The Appleseed Task Force criteria includes all candidates on enough state ballots to win an electoral college majority who either 1) register at five percent in national polls or 2) register a majority in national polls asking eligible voters which candidates they would like to see included in the presidential debates.[citation needed]

The Appleseed criteria attempts to ensure that popular third party challengers are allowed to participate without drowning out the voices of the two leading contenders for the presidency. In 1984 and 1988, only the major party candidates fulfilled the Appleseed criteria; in 1996 and 1992, only H. Ross Perot and the major party candidates managed to meet the Appleseed threshold; and in 2000, only Ralph Nader, Pat Buchanan and the major party candidates satisfied the criteria.[citation needed] In 2016, only Gary Johnson met the Appleseed criteria

The CDC says the two prongs of the Appleseed criteria that trigger inclusion, five percent and majority support, are sensible because they are rooted in democratic principles and federal law.[citation needed] The five percent threshold matches the public financing threshold for minor parties, which is the only legislative standard for measuring the viability of non-major parties. Elected officials codified five percent in the Federal Election Campaign Act, and taxpayers finance candidates whose parties attract five percent of the popular vote.[citation needed]


The Citizens' Debate Commission advocates the following format stipulations for future presidential debates:

  1. Follow-up questions must be permitted in every debate.
  2. At least one debate must include candidate-to-candidate questioning.
  3. At least two debates must include rebuttals and surrebuttals.
  4. Response times must not be overly restrictive.
  5. Candidates may only exercise a limited number of vetoes concerning the selection of moderators and panelists.

The Citizens' Debate Commission also proposes the following four basic formats for future presidential debates:

  1. Two single-moderator debates.
  2. Authentic town-hall debate.
  3. Youth debate.
  4. Panel debate.

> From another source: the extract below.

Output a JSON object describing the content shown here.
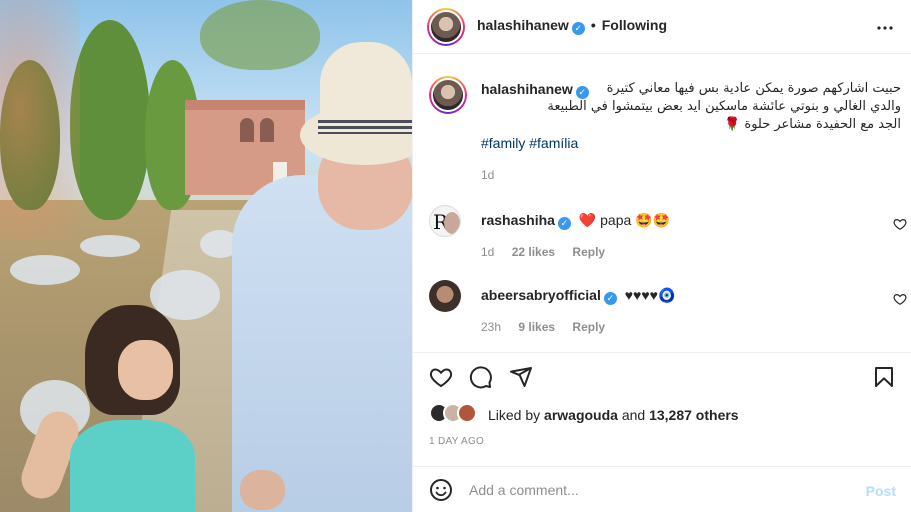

The following serve or have served on the CDC:

Advisory board[edit]

The following civic organizations serve on the Advisory Board of the Citizens' Debate Commission:

External links[edit]